■ **WHAT IS REQUIRED**:
Print out the data precisely as it appears here, with no pictures.

■ **RECORDS SHOWN**:
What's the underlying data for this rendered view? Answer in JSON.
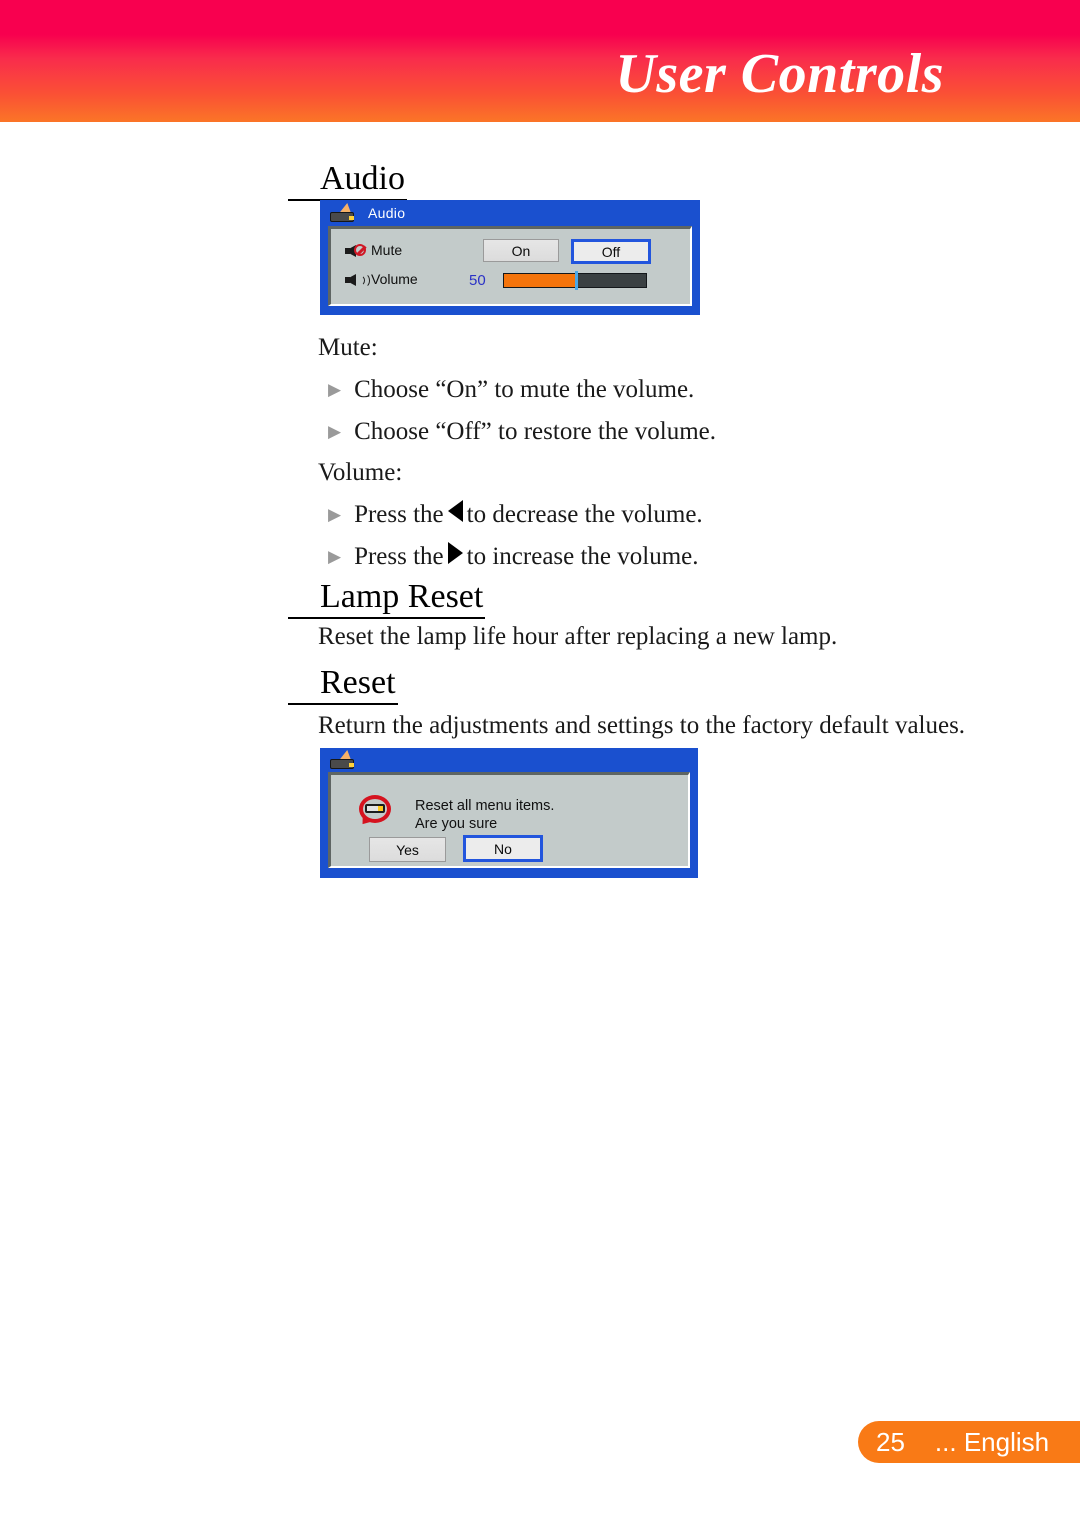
{
  "header": {
    "title": "User Controls",
    "gradient_top": "#f8004f",
    "gradient_bottom": "#fb7527"
  },
  "sections": {
    "audio": {
      "heading": "Audio",
      "mute_label": "Mute:",
      "mute_bullets": [
        "Choose “On” to mute the volume.",
        "Choose “Off” to restore the volume."
      ],
      "volume_label": "Volume:",
      "volume_bullets": [
        {
          "before": "Press the",
          "arrow": "left-triangle-icon",
          "after": "to decrease the volume."
        },
        {
          "before": "Press the",
          "arrow": "right-triangle-icon",
          "after": "to increase the volume."
        }
      ]
    },
    "lamp_reset": {
      "heading": "Lamp Reset",
      "body": "Reset the lamp life hour after replacing a new lamp."
    },
    "reset": {
      "heading": "Reset",
      "body": "Return the adjustments and settings to the factory default values."
    }
  },
  "audio_osd": {
    "title": "Audio",
    "title_icon": "projector-icon",
    "rows": [
      {
        "icon": "speaker-mute-icon",
        "label": "Mute",
        "buttons": [
          {
            "label": "On",
            "selected": false
          },
          {
            "label": "Off",
            "selected": true
          }
        ]
      },
      {
        "icon": "speaker-volume-icon",
        "label": "Volume",
        "value": "50",
        "slider": {
          "min": 0,
          "max": 100,
          "value": 50,
          "fill_color": "#f4740b",
          "track_color": "#3a4042",
          "cursor_color": "#4aa8e8"
        }
      }
    ],
    "frame_color": "#1a50cf",
    "panel_color": "#c3cbca",
    "selection_color": "#2255dd"
  },
  "reset_osd": {
    "title_icon": "projector-icon",
    "message_icon": "reset-circular-arrow-icon",
    "message": "Reset all menu items.\nAre you sure",
    "buttons": [
      {
        "label": "Yes",
        "selected": false
      },
      {
        "label": "No",
        "selected": true
      }
    ]
  },
  "footer": {
    "page_number": "25",
    "language": "... English",
    "pill_color": "#f97a16"
  }
}
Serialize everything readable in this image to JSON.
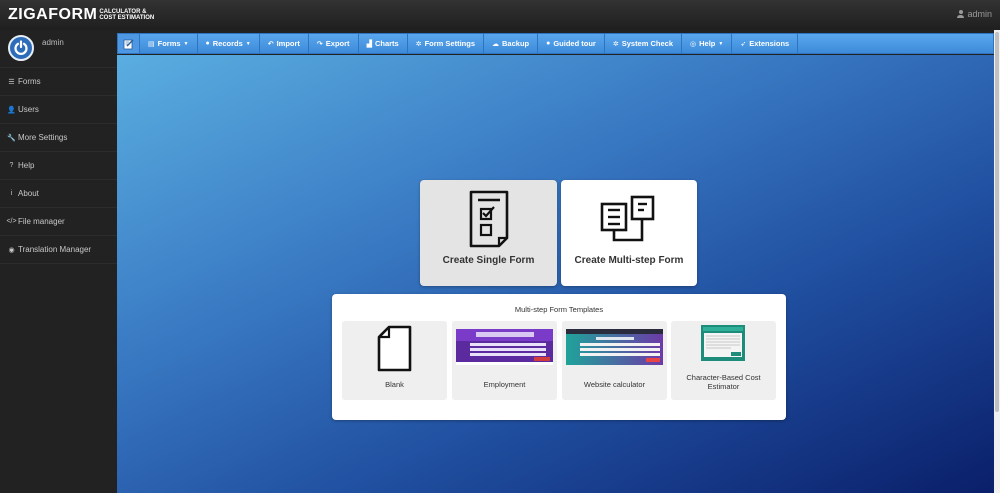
{
  "brand": {
    "name": "ZIGAFORM",
    "subtitle_line1": "CALCULATOR &",
    "subtitle_line2": "COST ESTIMATION"
  },
  "top_user": {
    "label": "admin"
  },
  "sidebar": {
    "profile_name": "admin",
    "items": [
      {
        "label": "Forms",
        "icon": "list-icon"
      },
      {
        "label": "Users",
        "icon": "user-icon"
      },
      {
        "label": "More Settings",
        "icon": "wrench-icon"
      },
      {
        "label": "Help",
        "icon": "question-icon"
      },
      {
        "label": "About",
        "icon": "info-icon"
      },
      {
        "label": "File manager",
        "icon": "code-icon"
      },
      {
        "label": "Translation Manager",
        "icon": "globe-icon"
      }
    ]
  },
  "toolbar": {
    "items": [
      {
        "label": "Forms",
        "icon": "file-icon",
        "dropdown": true
      },
      {
        "label": "Records",
        "icon": "info-circle-icon",
        "dropdown": true
      },
      {
        "label": "Import",
        "icon": "undo-icon",
        "dropdown": false
      },
      {
        "label": "Export",
        "icon": "share-icon",
        "dropdown": false
      },
      {
        "label": "Charts",
        "icon": "chart-icon",
        "dropdown": false
      },
      {
        "label": "Form Settings",
        "icon": "gear-icon",
        "dropdown": false
      },
      {
        "label": "Backup",
        "icon": "cloud-icon",
        "dropdown": false
      },
      {
        "label": "Guided tour",
        "icon": "question-circle-icon",
        "dropdown": false
      },
      {
        "label": "System Check",
        "icon": "cog-icon",
        "dropdown": false
      },
      {
        "label": "Help",
        "icon": "lifebuoy-icon",
        "dropdown": true
      },
      {
        "label": "Extensions",
        "icon": "rocket-icon",
        "dropdown": false
      }
    ]
  },
  "cards": {
    "single": "Create Single Form",
    "multi": "Create Multi-step Form"
  },
  "templates": {
    "heading": "Multi-step Form Templates",
    "items": [
      {
        "label": "Blank"
      },
      {
        "label": "Employment"
      },
      {
        "label": "Website calculator"
      },
      {
        "label": "Character-Based Cost Estimator"
      }
    ]
  },
  "colors": {
    "toolbar": "#4a97e6",
    "sidebar": "#222222",
    "canvas_start": "#5aaee0",
    "canvas_end": "#0a1f6a"
  }
}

■ **WRITTEN SOLUTION**:
What's the underlying data for this rendered view? Answer in JSON.
{
  "header": {
    "title": "User Controls",
    "gradient_top": "#f8004f",
    "gradient_bottom": "#fb7527"
  },
  "sections": {
    "audio": {
      "heading": "Audio",
      "mute_label": "Mute:",
      "mute_bullets": [
        "Choose “On” to mute the volume.",
        "Choose “Off” to restore the volume."
      ],
      "volume_label": "Volume:",
      "volume_bullets": [
        {
          "before": "Press the",
          "arrow": "left-triangle-icon",
          "after": "to decrease the volume."
        },
        {
          "before": "Press the",
          "arrow": "right-triangle-icon",
          "after": "to increase the volume."
        }
      ]
    },
    "lamp_reset": {
      "heading": "Lamp Reset",
      "body": "Reset the lamp life hour after replacing a new lamp."
    },
    "reset": {
      "heading": "Reset",
      "body": "Return the adjustments and settings to the factory default values."
    }
  },
  "audio_osd": {
    "title": "Audio",
    "title_icon": "projector-icon",
    "rows": [
      {
        "icon": "speaker-mute-icon",
        "label": "Mute",
        "buttons": [
          {
            "label": "On",
            "selected": false
          },
          {
            "label": "Off",
            "selected": true
          }
        ]
      },
      {
        "icon": "speaker-volume-icon",
        "label": "Volume",
        "value": "50",
        "slider": {
          "min": 0,
          "max": 100,
          "value": 50,
          "fill_color": "#f4740b",
          "track_color": "#3a4042",
          "cursor_color": "#4aa8e8"
        }
      }
    ],
    "frame_color": "#1a50cf",
    "panel_color": "#c3cbca",
    "selection_color": "#2255dd"
  },
  "reset_osd": {
    "title_icon": "projector-icon",
    "message_icon": "reset-circular-arrow-icon",
    "message": "Reset all menu items.\nAre you sure",
    "buttons": [
      {
        "label": "Yes",
        "selected": false
      },
      {
        "label": "No",
        "selected": true
      }
    ]
  },
  "footer": {
    "page_number": "25",
    "language": "... English",
    "pill_color": "#f97a16"
  }
}
Serialize everything readable in this image to JSON.
{
  "brand": {
    "name": "ZIGAFORM",
    "subtitle_line1": "CALCULATOR &",
    "subtitle_line2": "COST ESTIMATION"
  },
  "top_user": {
    "label": "admin"
  },
  "sidebar": {
    "profile_name": "admin",
    "items": [
      {
        "label": "Forms",
        "icon": "list-icon"
      },
      {
        "label": "Users",
        "icon": "user-icon"
      },
      {
        "label": "More Settings",
        "icon": "wrench-icon"
      },
      {
        "label": "Help",
        "icon": "question-icon"
      },
      {
        "label": "About",
        "icon": "info-icon"
      },
      {
        "label": "File manager",
        "icon": "code-icon"
      },
      {
        "label": "Translation Manager",
        "icon": "globe-icon"
      }
    ]
  },
  "toolbar": {
    "items": [
      {
        "label": "Forms",
        "icon": "file-icon",
        "dropdown": true
      },
      {
        "label": "Records",
        "icon": "info-circle-icon",
        "dropdown": true
      },
      {
        "label": "Import",
        "icon": "undo-icon",
        "dropdown": false
      },
      {
        "label": "Export",
        "icon": "share-icon",
        "dropdown": false
      },
      {
        "label": "Charts",
        "icon": "chart-icon",
        "dropdown": false
      },
      {
        "label": "Form Settings",
        "icon": "gear-icon",
        "dropdown": false
      },
      {
        "label": "Backup",
        "icon": "cloud-icon",
        "dropdown": false
      },
      {
        "label": "Guided tour",
        "icon": "question-circle-icon",
        "dropdown": false
      },
      {
        "label": "System Check",
        "icon": "cog-icon",
        "dropdown": false
      },
      {
        "label": "Help",
        "icon": "lifebuoy-icon",
        "dropdown": true
      },
      {
        "label": "Extensions",
        "icon": "rocket-icon",
        "dropdown": false
      }
    ]
  },
  "cards": {
    "single": "Create Single Form",
    "multi": "Create Multi-step Form"
  },
  "templates": {
    "heading": "Multi-step Form Templates",
    "items": [
      {
        "label": "Blank"
      },
      {
        "label": "Employment"
      },
      {
        "label": "Website calculator"
      },
      {
        "label": "Character-Based Cost Estimator"
      }
    ]
  },
  "colors": {
    "toolbar": "#4a97e6",
    "sidebar": "#222222",
    "canvas_start": "#5aaee0",
    "canvas_end": "#0a1f6a"
  }
}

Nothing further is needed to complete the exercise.